A comprehensive database of Tennessee native plants

Winterberry

Winterberry

Ilex verticillata

Full to part sun; wet to medium moisture level; prefers rich organic soils, medium to fine soils (primarily peats or mucks) but tolerates heavy soil; moderately acid pH.

6-10 feet height by 6-10 feet spread; blooms in June, greenish white flowers; scarlet red berries on female plants in late summer.

Growth Rate:  Slow in youth but can be induced into medium growth rate with fertilizer and water.  Suckers to form colonies.
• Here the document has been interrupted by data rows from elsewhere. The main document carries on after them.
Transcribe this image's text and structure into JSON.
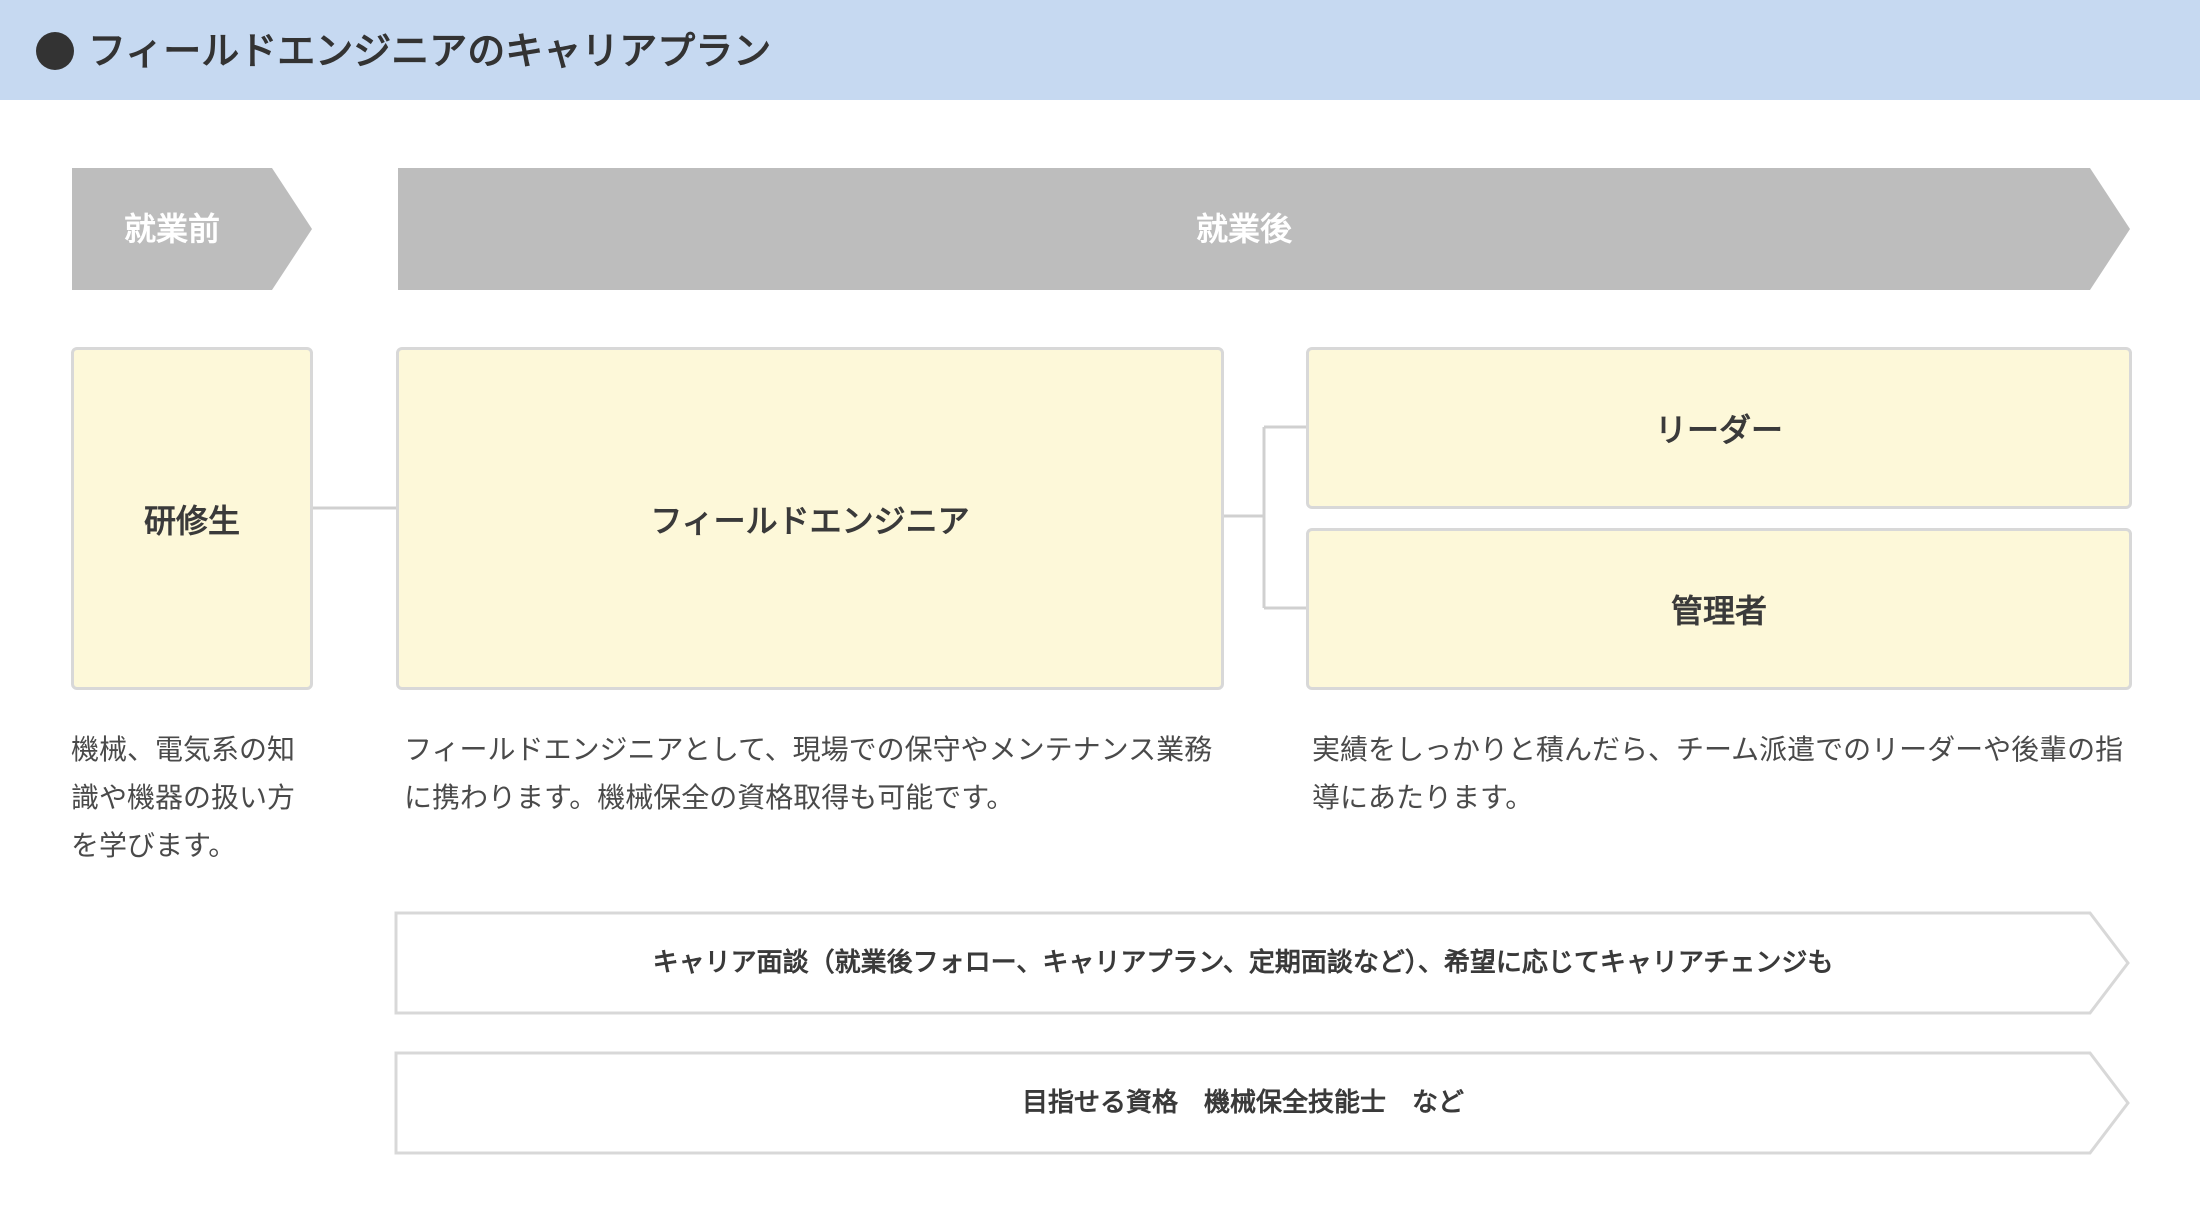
{
  "header": {
    "title": "フィールドエンジニアのキャリアプラン"
  },
  "phases": {
    "before": "就業前",
    "after": "就業後"
  },
  "nodes": {
    "trainee": "研修生",
    "field_engineer": "フィールドエンジニア",
    "leader": "リーダー",
    "manager": "管理者"
  },
  "descriptions": {
    "trainee": "機械、電気系の知識や機器の扱い方を学びます。",
    "field_engineer": "フィールドエンジニアとして、現場での保守やメンテナンス業務に携わります。機械保全の資格取得も可能です。",
    "leader_manager": "実績をしっかりと積んだら、チーム派遣でのリーダーや後輩の指導にあたります。"
  },
  "bands": {
    "career_interview": "キャリア面談（就業後フォロー、キャリアプラン、定期面談など）、希望に応じてキャリアチェンジも",
    "qualifications": "目指せる資格　機械保全技能士　など"
  },
  "colors": {
    "header_bg": "#c6d9f1",
    "phase_arrow": "#bdbdbd",
    "node_fill": "#fdf8d9",
    "node_border": "#d8d8d8",
    "connector": "#d0d0d0"
  }
}
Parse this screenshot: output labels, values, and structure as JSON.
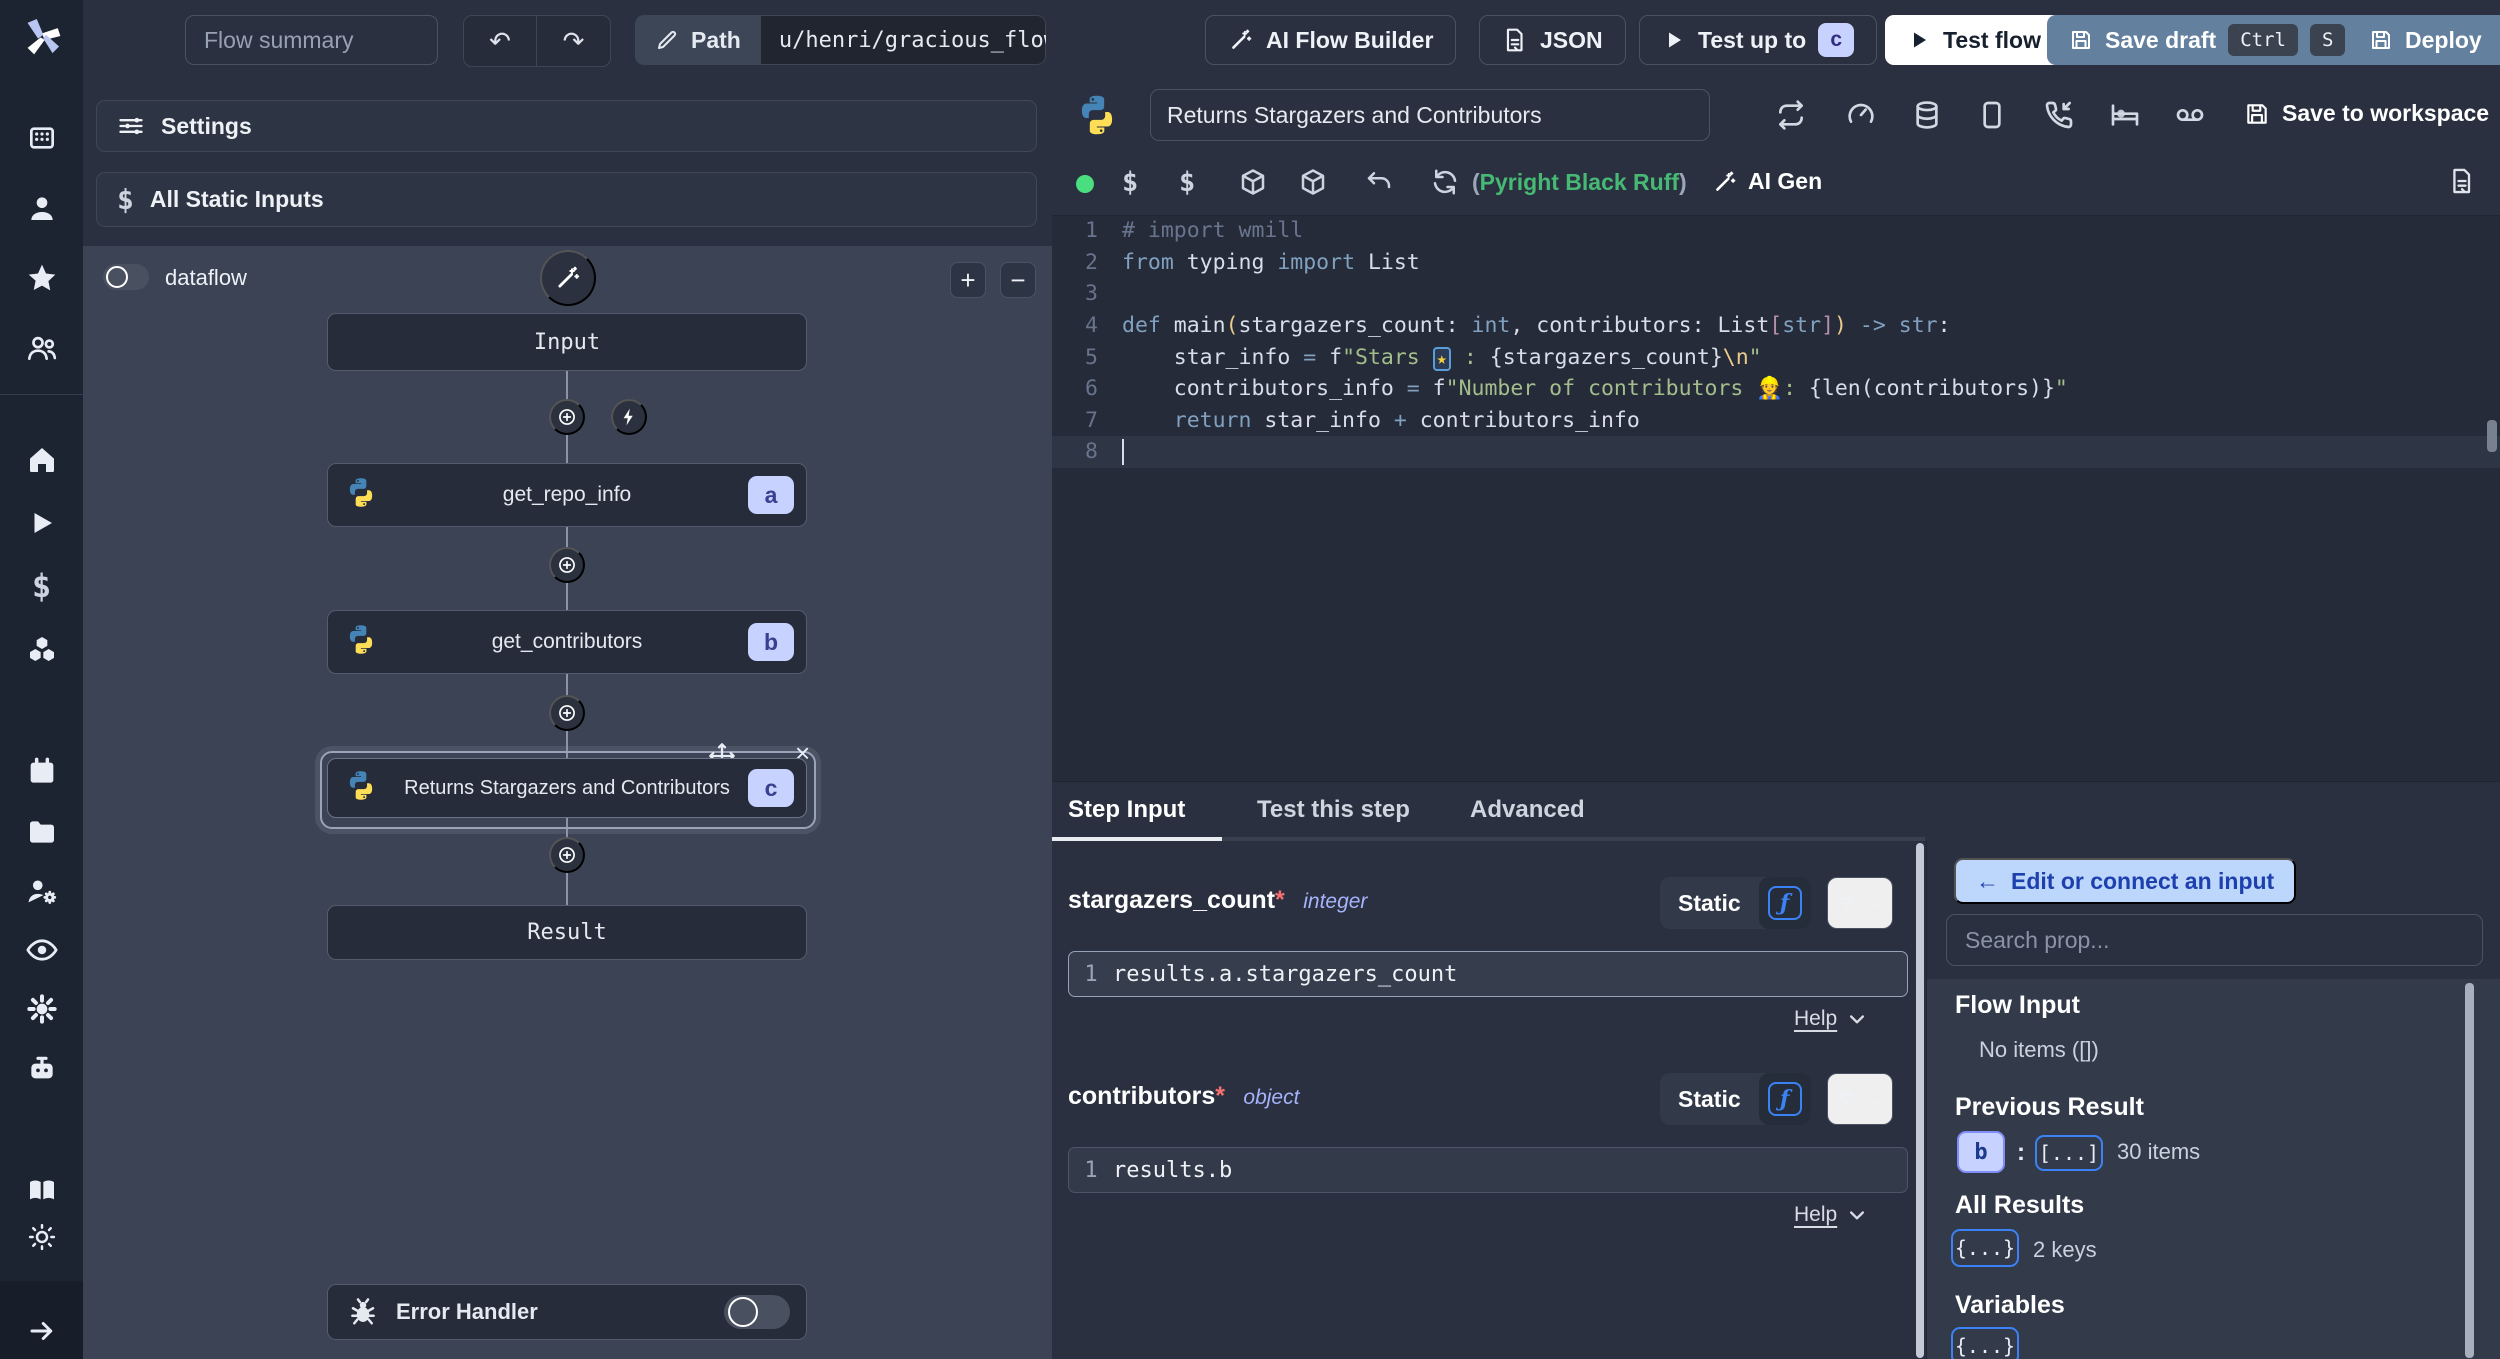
{
  "colors": {
    "accent_steel_blue": "#64809f",
    "light_blue_button_bg": "#bcd7fb",
    "light_blue_button_text": "#1e40af",
    "badge_bg": "#c7d2fe",
    "badge_text": "#312e81",
    "status_green": "#4ade80",
    "assistant_green": "#46b975",
    "code_keyword": "#81a1c1",
    "code_string": "#a3be8c",
    "code_comment": "#69758e",
    "canvas_bg": "#3b4354"
  },
  "topbar": {
    "flow_summary_placeholder": "Flow summary",
    "path_label": "Path",
    "path_value": "u/henri/gracious_flow",
    "ai_flow_builder": "AI Flow Builder",
    "json": "JSON",
    "test_up_to": "Test up to",
    "test_up_to_badge": "c",
    "test_flow": "Test flow",
    "save_draft": "Save draft",
    "kbd_ctrl": "Ctrl",
    "kbd_s": "S",
    "deploy": "Deploy"
  },
  "flow_panel": {
    "settings": "Settings",
    "all_static_inputs": "All Static Inputs",
    "dataflow_label": "dataflow",
    "zoom_in": "+",
    "zoom_out": "−",
    "input_node": "Input",
    "result_node": "Result",
    "error_handler": "Error Handler",
    "steps": [
      {
        "label": "get_repo_info",
        "badge": "a"
      },
      {
        "label": "get_contributors",
        "badge": "b"
      },
      {
        "label": "Returns Stargazers and Contributors",
        "badge": "c"
      }
    ]
  },
  "editor": {
    "title": "Returns Stargazers and Contributors",
    "save_to_workspace": "Save to workspace",
    "assistant_paren_open": "(",
    "assistant_text": "Pyright Black Ruff",
    "assistant_paren_close": ")",
    "ai_gen": "AI Gen",
    "code": {
      "active_line": 8,
      "lines": [
        [
          [
            "c",
            "# import wmill"
          ]
        ],
        [
          [
            "k",
            "from"
          ],
          [
            "p",
            " typing "
          ],
          [
            "k",
            "import"
          ],
          [
            "p",
            " List"
          ]
        ],
        [],
        [
          [
            "k",
            "def"
          ],
          [
            "p",
            " main"
          ],
          [
            "y",
            "("
          ],
          [
            "p",
            "stargazers_count: "
          ],
          [
            "k",
            "int"
          ],
          [
            "p",
            ", contributors: List"
          ],
          [
            "m",
            "["
          ],
          [
            "k",
            "str"
          ],
          [
            "m",
            "]"
          ],
          [
            "y",
            ")"
          ],
          [
            "k",
            " -> "
          ],
          [
            "k",
            "str"
          ],
          [
            "p",
            ":"
          ]
        ],
        [
          [
            "p",
            "    star_info "
          ],
          [
            "k",
            "="
          ],
          [
            "p",
            " f"
          ],
          [
            "s",
            "\"Stars "
          ],
          [
            "E",
            "★"
          ],
          [
            "s",
            " : "
          ],
          [
            "p",
            "{stargazers_count}"
          ],
          [
            "e",
            "\\n"
          ],
          [
            "s",
            "\""
          ]
        ],
        [
          [
            "p",
            "    contributors_info "
          ],
          [
            "k",
            "="
          ],
          [
            "p",
            " f"
          ],
          [
            "s",
            "\"Number of contributors "
          ],
          [
            "W",
            "👷"
          ],
          [
            "s",
            ": "
          ],
          [
            "p",
            "{len(contributors)}"
          ],
          [
            "s",
            "\""
          ]
        ],
        [
          [
            "k",
            "    return"
          ],
          [
            "p",
            " star_info "
          ],
          [
            "k",
            "+"
          ],
          [
            "p",
            " contributors_info"
          ]
        ],
        []
      ]
    }
  },
  "step_panel": {
    "tabs": [
      "Step Input",
      "Test this step",
      "Advanced"
    ],
    "fields": [
      {
        "name": "stargazers_count",
        "required": "*",
        "type": "integer",
        "mode": "Static",
        "line_no": "1",
        "expr": "results.a.stargazers_count",
        "help": "Help"
      },
      {
        "name": "contributors",
        "required": "*",
        "type": "object",
        "mode": "Static",
        "line_no": "1",
        "expr": "results.b",
        "help": "Help"
      }
    ]
  },
  "connect_panel": {
    "edit_arrow": "←",
    "edit_button": "Edit or connect an input",
    "search_placeholder": "Search prop...",
    "flow_input_title": "Flow Input",
    "flow_input_empty": "No items ([])",
    "previous_result_title": "Previous Result",
    "previous_result_badge": "b",
    "previous_result_colon": ":",
    "previous_result_collapsed": "[...]",
    "previous_result_count": "30 items",
    "all_results_title": "All Results",
    "all_results_collapsed": "{...}",
    "all_results_count": "2 keys",
    "variables_title": "Variables",
    "variables_collapsed": "{...}"
  }
}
Maintenance:  Infrequent disease and insect problems.  Some susceptibility to tar spots, leaf spots and powdery mildew but nothing serious.

Propagation:  Difficult from seed and moderately difficult from cuttings

Native Region:  Scattered statewide

A deciduous holly that occurs naturally in swamps, bogs, wet meadows and wet forests but is still fairly adaptable in the garden provided the soil is not droughty.  Hardiest of the native hollies.  Requires male and female plants to set fruit, and females laden with red fruits make a spectacular sight in winter.  Excellent for mass planting, shrub borders, waterside planting and wet soils.  Will develop chlorosis in high pH alkaline soils.  Large number of cultivars available.  Attracts birds.

shrub;sun;wet;clay
shrub;sun;wet;loam
shrub;sun;medium;clay
shrub;sun;medium;loam
shrub;sun/shade;wet;clay
shrub;sun/shade;wet;loam
shrub;sun/shade;medium;clay
shrub;sun/shade;medium;loam

Leave a comment below. (Comments will remain hidden until approved by site administrators.)

Fill in your details below or click an icon to log in:

WordPress.com Logo

You are commenting using your WordPress.com account. Log Out / Change )

Twitter picture

You are commenting using your Twitter account. Log Out / Change )

Facebook photo

You are commenting using your Facebook account. Log Out / Change )

Google+ photo

You are commenting using your Google+ account. Log Out / Change )

Connecting to %s

%d bloggers like this: